Reproduce the entries that follow, exactly and in full.

** Study material follows **

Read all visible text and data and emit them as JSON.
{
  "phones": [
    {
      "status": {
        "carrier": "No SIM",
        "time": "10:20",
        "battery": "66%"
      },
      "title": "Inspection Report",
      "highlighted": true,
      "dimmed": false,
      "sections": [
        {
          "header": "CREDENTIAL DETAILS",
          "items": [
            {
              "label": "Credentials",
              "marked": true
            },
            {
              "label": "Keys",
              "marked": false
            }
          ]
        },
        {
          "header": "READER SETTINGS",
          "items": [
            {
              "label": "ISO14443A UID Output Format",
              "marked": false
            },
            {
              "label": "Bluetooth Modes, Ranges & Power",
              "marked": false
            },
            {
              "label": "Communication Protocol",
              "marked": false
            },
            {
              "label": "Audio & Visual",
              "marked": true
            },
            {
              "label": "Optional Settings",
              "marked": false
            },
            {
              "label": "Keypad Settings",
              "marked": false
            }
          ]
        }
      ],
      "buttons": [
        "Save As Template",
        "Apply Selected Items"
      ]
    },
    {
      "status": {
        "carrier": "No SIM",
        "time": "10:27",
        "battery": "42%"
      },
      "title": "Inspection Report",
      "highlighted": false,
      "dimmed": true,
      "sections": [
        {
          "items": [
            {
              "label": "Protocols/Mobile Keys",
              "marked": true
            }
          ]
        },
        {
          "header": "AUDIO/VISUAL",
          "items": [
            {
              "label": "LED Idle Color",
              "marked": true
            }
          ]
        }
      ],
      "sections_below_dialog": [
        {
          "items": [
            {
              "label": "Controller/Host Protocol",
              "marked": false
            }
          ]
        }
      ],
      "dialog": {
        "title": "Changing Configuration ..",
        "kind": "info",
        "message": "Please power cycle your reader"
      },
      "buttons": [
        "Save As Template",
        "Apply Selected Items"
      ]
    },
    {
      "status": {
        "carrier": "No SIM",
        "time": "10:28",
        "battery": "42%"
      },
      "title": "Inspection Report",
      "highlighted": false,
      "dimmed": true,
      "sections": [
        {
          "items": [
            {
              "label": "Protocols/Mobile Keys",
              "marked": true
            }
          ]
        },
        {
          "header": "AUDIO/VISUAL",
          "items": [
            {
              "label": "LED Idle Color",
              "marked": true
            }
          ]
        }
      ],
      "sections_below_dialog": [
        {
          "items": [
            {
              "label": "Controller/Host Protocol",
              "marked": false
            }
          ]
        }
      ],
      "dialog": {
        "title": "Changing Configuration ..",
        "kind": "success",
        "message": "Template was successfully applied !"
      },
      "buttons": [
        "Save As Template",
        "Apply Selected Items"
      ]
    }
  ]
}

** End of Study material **

**Written answer**:
Read all visible text and data and emit them as JSON.
{
  "phones": [
    {
      "status": {
        "carrier": "No SIM",
        "time": "10:20",
        "battery": "66%"
      },
      "title": "Inspection Report",
      "highlighted": true,
      "dimmed": false,
      "sections": [
        {
          "header": "CREDENTIAL DETAILS",
          "items": [
            {
              "label": "Credentials",
              "marked": true
            },
            {
              "label": "Keys",
              "marked": false
            }
          ]
        },
        {
          "header": "READER SETTINGS",
          "items": [
            {
              "label": "ISO14443A UID Output Format",
              "marked": false
            },
            {
              "label": "Bluetooth Modes, Ranges & Power",
              "marked": false
            },
            {
              "label": "Communication Protocol",
              "marked": false
            },
            {
              "label": "Audio & Visual",
              "marked": true
            },
            {
              "label": "Optional Settings",
              "marked": false
            },
            {
              "label": "Keypad Settings",
              "marked": false
            }
          ]
        }
      ],
      "buttons": [
        "Save As Template",
        "Apply Selected Items"
      ]
    },
    {
      "status": {
        "carrier": "No SIM",
        "time": "10:27",
        "battery": "42%"
      },
      "title": "Inspection Report",
      "highlighted": false,
      "dimmed": true,
      "sections": [
        {
          "items": [
            {
              "label": "Protocols/Mobile Keys",
              "marked": true
            }
          ]
        },
        {
          "header": "AUDIO/VISUAL",
          "items": [
            {
              "label": "LED Idle Color",
              "marked": true
            }
          ]
        }
      ],
      "sections_below_dialog": [
        {
          "items": [
            {
              "label": "Controller/Host Protocol",
              "marked": false
            }
          ]
        }
      ],
      "dialog": {
        "title": "Changing Configuration ..",
        "kind": "info",
        "message": "Please power cycle your reader"
      },
      "buttons": [
        "Save As Template",
        "Apply Selected Items"
      ]
    },
    {
      "status": {
        "carrier": "No SIM",
        "time": "10:28",
        "battery": "42%"
      },
      "title": "Inspection Report",
      "highlighted": false,
      "dimmed": true,
      "sections": [
        {
          "items": [
            {
              "label": "Protocols/Mobile Keys",
              "marked": true
            }
          ]
        },
        {
          "header": "AUDIO/VISUAL",
          "items": [
            {
              "label": "LED Idle Color",
              "marked": true
            }
          ]
        }
      ],
      "sections_below_dialog": [
        {
          "items": [
            {
              "label": "Controller/Host Protocol",
              "marked": false
            }
          ]
        }
      ],
      "dialog": {
        "title": "Changing Configuration ..",
        "kind": "success",
        "message": "Template was successfully applied !"
      },
      "buttons": [
        "Save As Template",
        "Apply Selected Items"
      ]
    }
  ]
}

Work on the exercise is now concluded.